The village of Stella in Newton County is inviting visitors for sightings of the national bird today during its annual Stella Eagle Festival.
Chuck Dalbom, Stella resident and festival organizer, said several community organizations will be on hand to provide food and educational opportunities to visitors. They include parents and members of the East Newton High School band, who will be selling baked goods; the Newton County historical Society, which will be serving lunch; and the Stella Methodist Church, which will serve hot chocolate and coffee as well as offer a place for visitors to warm up.
Dalbom also said the newly opened Rosie’s Diner will be open for breakfast and lunch.
The main attraction of the day, however, will be the area’s population of bald eagles.
Jeff Cantrell, naturalist for the Missouri Department of Conservation, said there are currently eight permanent eagle nests in the Stella area for year-round residents, but he said in winter the population rises as hundreds of eagles migrate south from the Great Lakes region following the flocks of migrating geese.
“They follow along with the geese and feed on the weaker birds as they make their journey south,” Cantrell said.
Eagles also feed on carrion, filling the niche left by turkey vultures who migrate farther south during the winter. Cantrell said that this year’s eagle population is less than normal because of the mild winter North America is experiencing. He said he expects this year’s migrating population to be around 200 in the area, compared with about 400 eagles last winter.
Bald eagle populations have been on the rise over the past decade. The national bird was once on the edge of extinction, but Cantrell said regulations barring the use of chemicals such as DDT have allowed the population to rebound.
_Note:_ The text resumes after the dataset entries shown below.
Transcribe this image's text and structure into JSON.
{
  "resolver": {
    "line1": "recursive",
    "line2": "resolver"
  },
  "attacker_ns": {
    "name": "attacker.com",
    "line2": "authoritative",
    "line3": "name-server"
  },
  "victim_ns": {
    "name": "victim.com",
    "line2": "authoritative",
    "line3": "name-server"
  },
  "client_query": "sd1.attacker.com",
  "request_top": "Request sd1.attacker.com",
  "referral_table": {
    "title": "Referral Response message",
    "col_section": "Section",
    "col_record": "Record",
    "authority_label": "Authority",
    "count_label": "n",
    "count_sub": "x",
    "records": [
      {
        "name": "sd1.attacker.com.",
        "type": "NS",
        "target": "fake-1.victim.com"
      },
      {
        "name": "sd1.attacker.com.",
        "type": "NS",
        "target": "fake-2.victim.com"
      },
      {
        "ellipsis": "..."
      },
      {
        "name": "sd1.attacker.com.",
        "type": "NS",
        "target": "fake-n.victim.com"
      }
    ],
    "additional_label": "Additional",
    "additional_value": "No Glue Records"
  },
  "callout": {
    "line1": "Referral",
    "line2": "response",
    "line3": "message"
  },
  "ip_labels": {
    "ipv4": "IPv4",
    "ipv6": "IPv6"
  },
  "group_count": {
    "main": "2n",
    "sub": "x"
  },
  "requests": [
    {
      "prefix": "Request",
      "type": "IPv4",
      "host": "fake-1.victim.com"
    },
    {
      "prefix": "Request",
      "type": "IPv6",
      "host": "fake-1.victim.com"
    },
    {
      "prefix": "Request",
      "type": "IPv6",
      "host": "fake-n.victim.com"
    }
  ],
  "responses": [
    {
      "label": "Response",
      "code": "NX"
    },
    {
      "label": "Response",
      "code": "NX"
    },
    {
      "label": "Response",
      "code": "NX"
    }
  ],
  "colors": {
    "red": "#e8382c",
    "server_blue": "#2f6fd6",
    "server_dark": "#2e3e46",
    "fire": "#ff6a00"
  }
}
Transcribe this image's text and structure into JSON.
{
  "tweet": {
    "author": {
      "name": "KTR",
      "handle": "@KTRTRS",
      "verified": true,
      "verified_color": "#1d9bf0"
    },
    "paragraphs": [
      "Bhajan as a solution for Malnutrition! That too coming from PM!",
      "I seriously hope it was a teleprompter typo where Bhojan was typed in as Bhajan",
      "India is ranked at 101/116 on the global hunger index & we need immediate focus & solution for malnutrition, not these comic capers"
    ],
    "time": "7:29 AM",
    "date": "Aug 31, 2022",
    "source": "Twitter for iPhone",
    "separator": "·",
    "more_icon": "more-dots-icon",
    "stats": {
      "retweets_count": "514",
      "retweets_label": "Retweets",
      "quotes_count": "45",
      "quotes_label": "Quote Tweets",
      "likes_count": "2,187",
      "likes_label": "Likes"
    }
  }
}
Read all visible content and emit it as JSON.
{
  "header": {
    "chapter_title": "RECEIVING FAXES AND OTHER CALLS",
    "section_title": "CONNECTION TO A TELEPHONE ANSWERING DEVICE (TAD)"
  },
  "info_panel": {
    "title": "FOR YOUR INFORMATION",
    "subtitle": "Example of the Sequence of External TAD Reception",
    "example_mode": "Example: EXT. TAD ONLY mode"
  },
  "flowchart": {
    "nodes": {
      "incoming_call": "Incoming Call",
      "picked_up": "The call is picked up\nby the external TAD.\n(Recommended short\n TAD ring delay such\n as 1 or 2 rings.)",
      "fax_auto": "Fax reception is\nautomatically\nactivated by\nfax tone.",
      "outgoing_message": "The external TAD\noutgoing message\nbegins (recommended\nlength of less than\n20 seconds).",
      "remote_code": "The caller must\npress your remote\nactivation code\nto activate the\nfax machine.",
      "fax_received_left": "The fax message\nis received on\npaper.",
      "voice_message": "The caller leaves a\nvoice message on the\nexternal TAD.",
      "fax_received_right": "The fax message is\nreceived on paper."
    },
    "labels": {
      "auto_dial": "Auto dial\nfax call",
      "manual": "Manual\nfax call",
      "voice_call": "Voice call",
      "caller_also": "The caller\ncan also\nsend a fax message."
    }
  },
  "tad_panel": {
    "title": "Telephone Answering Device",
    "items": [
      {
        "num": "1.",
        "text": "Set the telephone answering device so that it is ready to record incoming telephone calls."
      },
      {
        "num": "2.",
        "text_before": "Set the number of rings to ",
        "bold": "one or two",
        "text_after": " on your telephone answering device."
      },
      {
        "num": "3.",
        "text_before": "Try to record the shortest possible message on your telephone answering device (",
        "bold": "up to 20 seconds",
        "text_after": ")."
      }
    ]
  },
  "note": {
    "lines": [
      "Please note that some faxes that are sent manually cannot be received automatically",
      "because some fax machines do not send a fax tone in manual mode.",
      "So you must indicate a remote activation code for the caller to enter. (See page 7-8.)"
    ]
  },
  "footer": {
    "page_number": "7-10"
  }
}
Cantrell said DDT devastated hawk, falcon and eagle populations across the country. He said the chemical caused the shells of the birds’ eggs to become extremely fragile. When the birds attempted to incubate the eggs, the shells would often break under their weight.
Now, however, Cantrell said eagles are making a dramatic comeback. He estimates the year-round populations of eagles in the nine counties in Southwest Missouri to be about 20. During the winter, Cantrell said it is possible to see as many as 70 eagles in one location.
Visitors to the festival will be able to access educational information about the birds at Veterans’ Park in Stella where the MDC and the Jasper County Master Naturalists will have a tent with displays and literature. From there Cantrell said visitors will be directed to a viewing area where eagles can be observed using spotting scopes provided free to the public. Dalbom said festivities start at 10 a.m. and will continue until 4 p.m.